I did not write today's post. It was written by a friend of mine who lives in Arizona. It seems like a fitting ending to the last little series. I hope that the last few posts have not been too somber for you. I cannot say that I have any big solutions to the problems that I see. I don't think that way. But I have found that God leads me to broken people, or leads them to me, as the case may be. And when I find them, there is something he wants me to do. Sometimes, it is a conversation. Sometimes, it is a meal, or a ride, or a few dollars, or a prayer. Once he asked me to drive a man to the grocery store. That assignment lasted for two years. And I don't think I would have had time for two such assignments. And God knew that. And all the while, I watched other broken people pass me by. But I was not called to care for them. I often wondered why I was called to help that particular man. God only knows. But it's important. And I pray that you will find your own way. God only knows what the world might be like if we all listened.
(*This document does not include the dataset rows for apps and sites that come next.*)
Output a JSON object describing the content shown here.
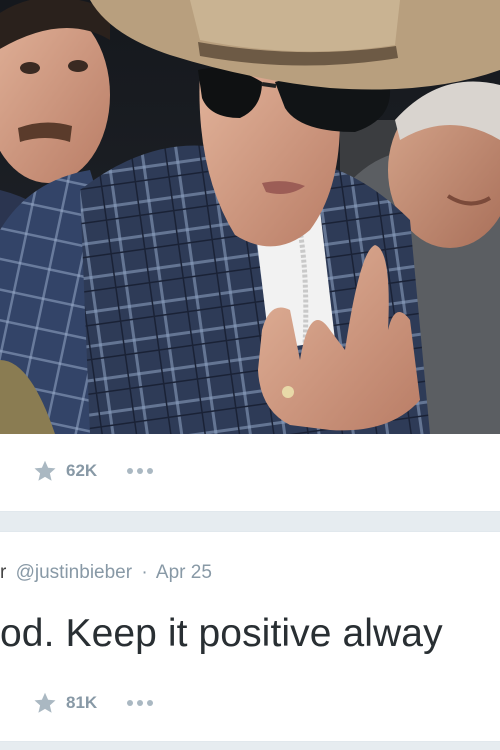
{
  "photo": {
    "colors": {
      "hat": "#b89f7e",
      "plaid": "#3a4a6a",
      "background": "#1a1d22"
    }
  },
  "tweet_top": {
    "favorites_count": "62K",
    "more_icon": "more-dots-icon",
    "star_icon": "star-icon"
  },
  "tweet_bottom": {
    "name_fragment": "r",
    "handle": "@justinbieber",
    "separator": "·",
    "date": "Apr 25",
    "text": "od. Keep it positive alway",
    "favorites_count": "81K",
    "more_icon": "more-dots-icon",
    "star_icon": "star-icon"
  },
  "colors": {
    "text_primary": "#292f33",
    "text_secondary": "#8899a6",
    "icon_gray": "#aab8c2",
    "page_bg": "#e6ecf0",
    "card_bg": "#ffffff"
  }
}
Joel and Rottie
His girlfriend dumped him in the desert, looking for greener pastures I suppose. We found him camped with his little dog beneath a tree. He was from Pennsylvania. He didn't understand the desert, and the temperatures were rising above 110. He had a catheter, kidney stones, and a touch of dementia. Bad combination. He trekked three miles to McDonald's every day with his dog for food and soda, another mistake. Three miles out. Three miles back. Every day.
Eventually, he had to go to the emergency room. They took him by ambulance. I cared for his little dog while he was in. The dog was his lifeline to the world. Each time they were reunited the tears flowed. He was so grateful. The dog meant the world to him. But the world did its best to ignore him. He made the world uncomfortable. It was a world that wished he'd go away.
We couldn't get him a driver's license to get him a plane ticket. No birth certificate. No Social Security Card. No picture I.D. Our Church missionaries became his dearest friends. Out of desperation we found an abandoned motorhome in the desert and began to clean it out. For someone who had dodged Covid for three years, I was pretty sure I'd get the Hunta virus from all the rat droppings. We abandoned the cleaning and tried to get him into an R.V. park. Once they found out he was homeless, no one would rent to him. Another dead-end. They all had excuses. Joel was faceless, nameless. He had no voice. No advocate to plead his case. And the dementia didn't help. He got confused easily. He forgot appointments. He lost his phone a couple of times. Finally, a miracle. His sister back East sent money for a bus ticket.
The missionaries managed to get the bus company to consider Rottie a service dog. It was a light (of sorts) at the end of a long tunnel. Suitcase and guitar stowed safely on the bus he began his long journey East. But who would take him in at the end of his journey? We didn't know. But at least he was out from under that tree and away from the Arizona heat. But now he was entering an even more brutal desert: bureaucracy. And he would be alone in an unforgiving world.